Even though Nigeria’s capital Lagos is well on track to become the third largest economy in Africa, 8.5% of its population is still poor and one-fifth vulnerable to poverty. What exacerbates the problem is  population growth which will add another four million to the already crowded megacity by 2020.

With persistent poverty and population increase, one of Lagos’ most pressing problems is waste management – or rather the lack thereof. Only 40% of the city’s waste is collected and a mere 13% recycled. Particularly in Lagos’ low-income communities, which account for 60% of the city’s residents, issues such as lack of access and expensive collection schemes leave trash piling up in narrow streets.

Yet one woman has made it her goal to change that. A couple of years ago, Lagosian Bilikiss Adebiyi-Abiola decided to return to her home country and change waste management for the better. She founded the social enterprise Wecyclers – a rewards-for-recycling platform that incentivizes people in low-income communities to capture value from recyclable waste. With a fleet of cargo bikes – the so-called “wecycles” – waste is picked up and local residents rewarded points per kilograms, which they can use to buy essential goods such as food.

This system has won praise the world over and in 2014 Bilikiss and her team took home the Sustainia Award for the best sustainable solution. I caught up with Bilikiss to learn about her journey and ask what is next for Wecyclers.

Wecyclers has successfully boosted recycling in Lagos by driving behavioral change through the rewards-for-recycling platform.

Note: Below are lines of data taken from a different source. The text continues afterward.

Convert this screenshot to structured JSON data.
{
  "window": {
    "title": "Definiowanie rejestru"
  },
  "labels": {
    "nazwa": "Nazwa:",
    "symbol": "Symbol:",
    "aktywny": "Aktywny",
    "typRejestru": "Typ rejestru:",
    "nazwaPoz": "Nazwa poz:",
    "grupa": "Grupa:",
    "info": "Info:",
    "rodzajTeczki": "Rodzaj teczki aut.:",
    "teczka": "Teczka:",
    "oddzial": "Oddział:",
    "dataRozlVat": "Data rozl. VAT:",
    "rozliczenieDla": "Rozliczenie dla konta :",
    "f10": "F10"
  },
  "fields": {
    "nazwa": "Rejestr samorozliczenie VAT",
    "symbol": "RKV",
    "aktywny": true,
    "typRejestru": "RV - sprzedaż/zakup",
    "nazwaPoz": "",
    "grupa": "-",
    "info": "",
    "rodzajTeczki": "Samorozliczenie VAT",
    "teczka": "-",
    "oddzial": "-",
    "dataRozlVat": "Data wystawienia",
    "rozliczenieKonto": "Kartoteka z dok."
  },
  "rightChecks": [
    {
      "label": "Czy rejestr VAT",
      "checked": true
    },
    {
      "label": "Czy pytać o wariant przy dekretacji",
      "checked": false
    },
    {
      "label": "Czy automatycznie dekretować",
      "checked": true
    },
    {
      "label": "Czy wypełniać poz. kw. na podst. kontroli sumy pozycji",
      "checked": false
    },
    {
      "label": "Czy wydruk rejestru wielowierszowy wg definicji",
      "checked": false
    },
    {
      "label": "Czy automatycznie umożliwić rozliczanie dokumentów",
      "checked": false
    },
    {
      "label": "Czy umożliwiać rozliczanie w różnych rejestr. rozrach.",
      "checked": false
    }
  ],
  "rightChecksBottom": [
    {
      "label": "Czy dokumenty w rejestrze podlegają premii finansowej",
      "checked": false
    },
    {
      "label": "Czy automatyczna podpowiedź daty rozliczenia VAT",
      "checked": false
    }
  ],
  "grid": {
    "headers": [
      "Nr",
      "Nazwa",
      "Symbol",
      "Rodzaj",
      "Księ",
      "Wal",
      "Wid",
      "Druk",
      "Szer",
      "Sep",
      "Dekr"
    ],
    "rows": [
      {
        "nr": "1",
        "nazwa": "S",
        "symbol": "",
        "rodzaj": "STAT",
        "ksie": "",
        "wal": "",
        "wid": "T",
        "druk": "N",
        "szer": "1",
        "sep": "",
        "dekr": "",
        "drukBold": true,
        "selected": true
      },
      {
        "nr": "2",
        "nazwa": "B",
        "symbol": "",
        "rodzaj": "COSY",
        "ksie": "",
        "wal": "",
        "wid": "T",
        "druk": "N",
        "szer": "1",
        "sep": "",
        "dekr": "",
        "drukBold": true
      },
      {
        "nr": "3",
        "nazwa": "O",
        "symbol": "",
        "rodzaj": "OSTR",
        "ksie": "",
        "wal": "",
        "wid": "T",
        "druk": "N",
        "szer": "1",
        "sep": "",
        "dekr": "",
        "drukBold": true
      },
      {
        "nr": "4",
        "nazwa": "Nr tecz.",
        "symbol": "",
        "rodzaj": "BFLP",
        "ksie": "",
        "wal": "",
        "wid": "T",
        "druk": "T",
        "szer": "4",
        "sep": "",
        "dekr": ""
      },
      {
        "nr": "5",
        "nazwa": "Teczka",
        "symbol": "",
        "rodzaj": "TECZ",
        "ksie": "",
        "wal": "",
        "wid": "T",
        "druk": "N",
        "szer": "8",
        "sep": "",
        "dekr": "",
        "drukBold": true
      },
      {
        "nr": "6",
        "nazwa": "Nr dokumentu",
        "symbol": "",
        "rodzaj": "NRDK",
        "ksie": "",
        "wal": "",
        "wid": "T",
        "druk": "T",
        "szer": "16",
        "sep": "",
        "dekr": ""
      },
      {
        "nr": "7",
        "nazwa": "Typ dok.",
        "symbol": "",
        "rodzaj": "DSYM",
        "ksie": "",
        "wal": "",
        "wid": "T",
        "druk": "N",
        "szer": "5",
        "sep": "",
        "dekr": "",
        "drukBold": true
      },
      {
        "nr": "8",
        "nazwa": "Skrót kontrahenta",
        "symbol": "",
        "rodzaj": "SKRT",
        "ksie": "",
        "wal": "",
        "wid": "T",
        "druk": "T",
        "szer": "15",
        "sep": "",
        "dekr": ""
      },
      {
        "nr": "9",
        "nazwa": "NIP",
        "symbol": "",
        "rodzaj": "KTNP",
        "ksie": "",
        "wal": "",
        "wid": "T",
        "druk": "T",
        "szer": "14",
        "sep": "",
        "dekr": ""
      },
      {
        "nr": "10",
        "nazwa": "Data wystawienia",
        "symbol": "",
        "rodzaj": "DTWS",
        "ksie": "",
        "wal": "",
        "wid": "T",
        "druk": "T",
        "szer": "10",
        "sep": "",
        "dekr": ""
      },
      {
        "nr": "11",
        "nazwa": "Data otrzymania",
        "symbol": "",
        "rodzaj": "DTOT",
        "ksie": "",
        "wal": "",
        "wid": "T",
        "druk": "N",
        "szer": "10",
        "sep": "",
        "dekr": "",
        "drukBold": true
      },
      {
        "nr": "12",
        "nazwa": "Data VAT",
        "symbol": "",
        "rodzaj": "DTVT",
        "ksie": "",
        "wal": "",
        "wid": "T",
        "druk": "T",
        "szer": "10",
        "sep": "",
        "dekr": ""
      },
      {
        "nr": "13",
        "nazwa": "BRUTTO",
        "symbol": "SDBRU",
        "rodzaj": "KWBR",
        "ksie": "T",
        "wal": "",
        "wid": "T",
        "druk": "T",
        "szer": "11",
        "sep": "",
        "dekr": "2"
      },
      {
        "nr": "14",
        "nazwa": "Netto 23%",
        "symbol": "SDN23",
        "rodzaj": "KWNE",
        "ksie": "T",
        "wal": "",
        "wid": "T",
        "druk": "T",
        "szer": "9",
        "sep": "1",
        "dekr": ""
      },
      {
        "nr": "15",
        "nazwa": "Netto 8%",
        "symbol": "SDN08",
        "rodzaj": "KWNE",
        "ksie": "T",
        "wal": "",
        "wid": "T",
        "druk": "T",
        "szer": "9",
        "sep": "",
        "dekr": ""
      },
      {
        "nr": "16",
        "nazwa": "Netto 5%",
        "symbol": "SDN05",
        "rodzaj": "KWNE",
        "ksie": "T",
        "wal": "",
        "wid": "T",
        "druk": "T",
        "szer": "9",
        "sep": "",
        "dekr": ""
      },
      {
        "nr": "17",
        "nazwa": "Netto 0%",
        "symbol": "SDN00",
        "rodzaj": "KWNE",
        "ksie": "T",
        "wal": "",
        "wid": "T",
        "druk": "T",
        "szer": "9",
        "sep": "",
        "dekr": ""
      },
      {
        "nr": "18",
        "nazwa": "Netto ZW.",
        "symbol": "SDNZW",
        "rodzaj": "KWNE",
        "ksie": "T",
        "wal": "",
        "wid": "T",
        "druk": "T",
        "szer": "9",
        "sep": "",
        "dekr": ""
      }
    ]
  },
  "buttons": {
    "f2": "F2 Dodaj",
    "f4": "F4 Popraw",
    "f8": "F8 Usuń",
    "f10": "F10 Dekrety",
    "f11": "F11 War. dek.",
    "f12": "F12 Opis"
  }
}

What inspired you to return to Nigeria to start the company?

I developed the idea behind Wecyclers during a social entrepreneurship course at MIT. I was looking for a business idea that I could implement in Nigeria and would address a pressing social challenge, improve the lives of households at the bottom of the economic pyramid (people living on less than $2 a day), and generate revenue that would sustain the business.

After the project was completed, I conducted additional research focusing on Nigeria and saw the huge potential in the waste recycling sector, especially among the manufacturing plants, which are hungry for a cheaper and easily available source of raw materials due to local and foreign demand for end products. I then decided to move the idea forward and Wecyclers was born.

I realized I was on the right career path because my work, which promotes a healthy environment and helps households create value from their waste, aligns with my passion for building sustainable models for waste collection and reuse. I’m using my background in computer science and technology to solve a critical societal challenge.

What was the main barrier to starting up Wecyclers?

A major challenge is funding. We are a social enterprise, so we are more focused on having a positive impact on communities than generating profit. We are always looking for companies and foundations that are willing to support our efforts.

Another constant challenge has been ensuring the supply of electricity to our hubs, which is essential for processing the recycled materials we collect.

We also have to deal with the negative perception that some people have of working in waste recycling as a dirty job. We are demonstrating that waste can be a source of wealth and that handling it well is good for our communities and the environment.

How many households in Lagos have signed up for Wecyclers’ platform so far? What are the challenges you face when you reach out to people?

At our last assessment, we realized that we have registered over 15,000 households for our collection service across Lagos and diverted over 3,000 metric tons of recyclable materials from landfills into productive reuse. In addition, we have created over 100 jobs and rewarded our subscribers with over €70,000 worth of gifts and cash prizes.

When we started in 2012, the initial response was mixed. People had to embrace a new idea and manage their expectations of what to receive in exchange for their waste. They needed to understand that the quality of the reward they receive depends on how much they recycle. Also, not many people appreciated the environmental impact initially.

However, once they started noticing that their environments were cleaner, they began to appreciate the service more. Things have moved forward steadily since then.

What’s next for Wecyclers? Are you planning to bring Wecyclers beyond Lagos to other parts of Nigeria?

Our plan is to continue expanding our operations and reach to encourage more communities to get involved in recycling. We recently opened a new hub in Ajeromi-Ifelodun Local Government Area.

I would like Wecyclers to operate all across Nigeria and my long-term goal is to be the largest recycling company in Africa.

Author: Joachim Marc Christensen